# Your objective:
If a record contains a picture, drop the picture and copy everything else exactly.

# Exercise inputs:
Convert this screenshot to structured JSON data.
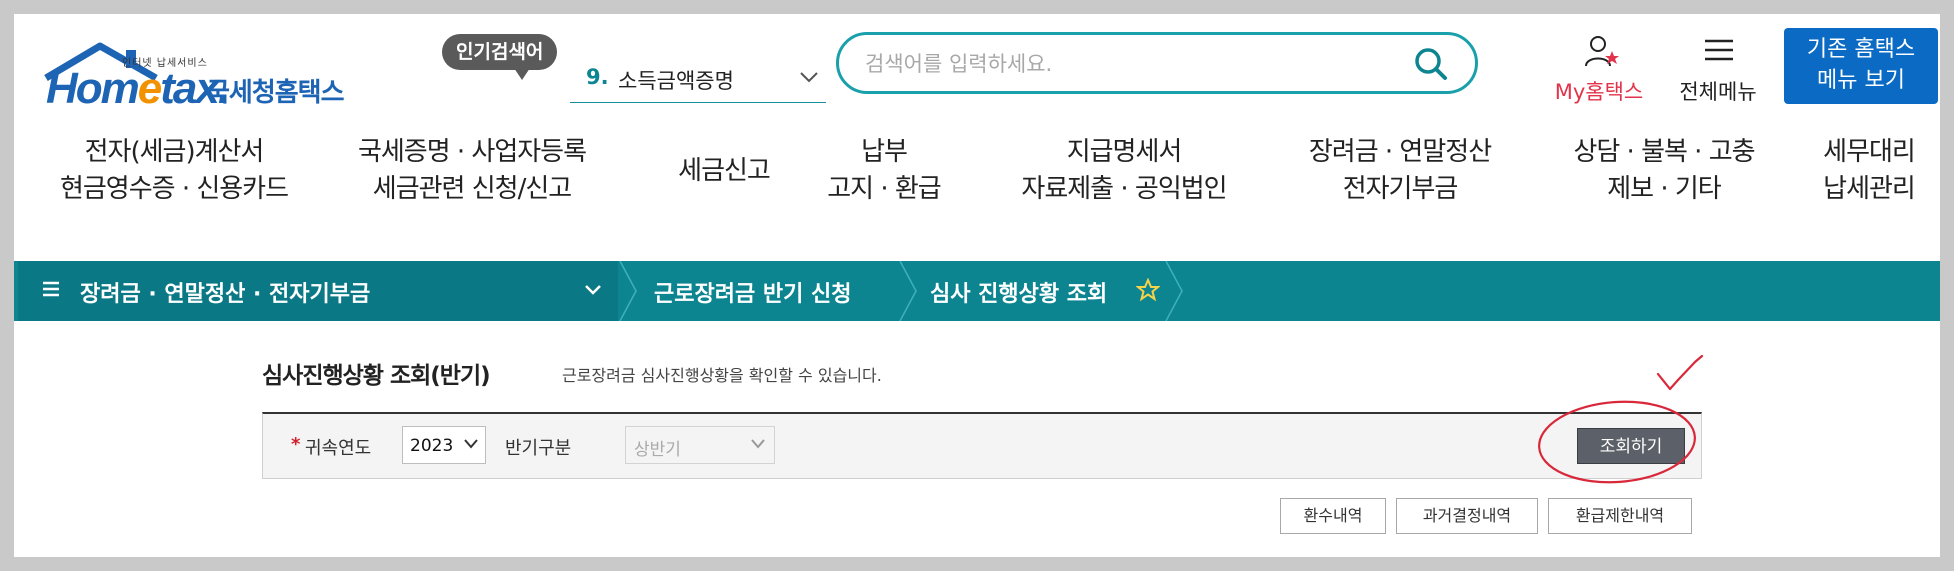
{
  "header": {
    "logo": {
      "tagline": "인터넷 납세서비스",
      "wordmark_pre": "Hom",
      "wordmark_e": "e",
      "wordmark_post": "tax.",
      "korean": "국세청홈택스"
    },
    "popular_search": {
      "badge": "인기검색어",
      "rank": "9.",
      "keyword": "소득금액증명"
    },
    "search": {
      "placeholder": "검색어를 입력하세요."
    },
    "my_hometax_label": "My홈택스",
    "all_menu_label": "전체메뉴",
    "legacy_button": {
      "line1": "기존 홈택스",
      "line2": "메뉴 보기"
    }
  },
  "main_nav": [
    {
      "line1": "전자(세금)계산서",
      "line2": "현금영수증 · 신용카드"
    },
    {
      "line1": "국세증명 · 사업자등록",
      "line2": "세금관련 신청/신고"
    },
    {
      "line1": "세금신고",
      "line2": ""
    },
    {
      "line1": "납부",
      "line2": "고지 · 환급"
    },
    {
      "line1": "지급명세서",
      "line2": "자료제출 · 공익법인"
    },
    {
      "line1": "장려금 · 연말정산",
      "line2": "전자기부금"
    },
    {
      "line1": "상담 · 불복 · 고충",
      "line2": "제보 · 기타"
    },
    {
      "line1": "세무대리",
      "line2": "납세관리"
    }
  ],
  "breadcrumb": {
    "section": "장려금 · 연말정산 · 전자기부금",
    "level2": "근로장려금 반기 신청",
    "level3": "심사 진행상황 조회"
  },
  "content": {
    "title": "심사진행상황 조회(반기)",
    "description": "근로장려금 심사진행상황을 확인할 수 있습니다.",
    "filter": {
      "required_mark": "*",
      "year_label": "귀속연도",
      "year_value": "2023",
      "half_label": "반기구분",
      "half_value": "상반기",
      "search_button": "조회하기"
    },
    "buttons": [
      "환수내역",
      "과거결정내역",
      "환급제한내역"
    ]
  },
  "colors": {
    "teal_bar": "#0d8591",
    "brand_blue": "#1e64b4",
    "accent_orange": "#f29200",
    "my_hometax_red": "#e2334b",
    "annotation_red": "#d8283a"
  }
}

# Written response:
Convert this screenshot to structured JSON data.
{
  "header": {
    "logo": {
      "tagline": "인터넷 납세서비스",
      "wordmark_pre": "Hom",
      "wordmark_e": "e",
      "wordmark_post": "tax.",
      "korean": "국세청홈택스"
    },
    "popular_search": {
      "badge": "인기검색어",
      "rank": "9.",
      "keyword": "소득금액증명"
    },
    "search": {
      "placeholder": "검색어를 입력하세요."
    },
    "my_hometax_label": "My홈택스",
    "all_menu_label": "전체메뉴",
    "legacy_button": {
      "line1": "기존 홈택스",
      "line2": "메뉴 보기"
    }
  },
  "main_nav": [
    {
      "line1": "전자(세금)계산서",
      "line2": "현금영수증 · 신용카드"
    },
    {
      "line1": "국세증명 · 사업자등록",
      "line2": "세금관련 신청/신고"
    },
    {
      "line1": "세금신고",
      "line2": ""
    },
    {
      "line1": "납부",
      "line2": "고지 · 환급"
    },
    {
      "line1": "지급명세서",
      "line2": "자료제출 · 공익법인"
    },
    {
      "line1": "장려금 · 연말정산",
      "line2": "전자기부금"
    },
    {
      "line1": "상담 · 불복 · 고충",
      "line2": "제보 · 기타"
    },
    {
      "line1": "세무대리",
      "line2": "납세관리"
    }
  ],
  "breadcrumb": {
    "section": "장려금 · 연말정산 · 전자기부금",
    "level2": "근로장려금 반기 신청",
    "level3": "심사 진행상황 조회"
  },
  "content": {
    "title": "심사진행상황 조회(반기)",
    "description": "근로장려금 심사진행상황을 확인할 수 있습니다.",
    "filter": {
      "required_mark": "*",
      "year_label": "귀속연도",
      "year_value": "2023",
      "half_label": "반기구분",
      "half_value": "상반기",
      "search_button": "조회하기"
    },
    "buttons": [
      "환수내역",
      "과거결정내역",
      "환급제한내역"
    ]
  },
  "colors": {
    "teal_bar": "#0d8591",
    "brand_blue": "#1e64b4",
    "accent_orange": "#f29200",
    "my_hometax_red": "#e2334b",
    "annotation_red": "#d8283a"
  }
}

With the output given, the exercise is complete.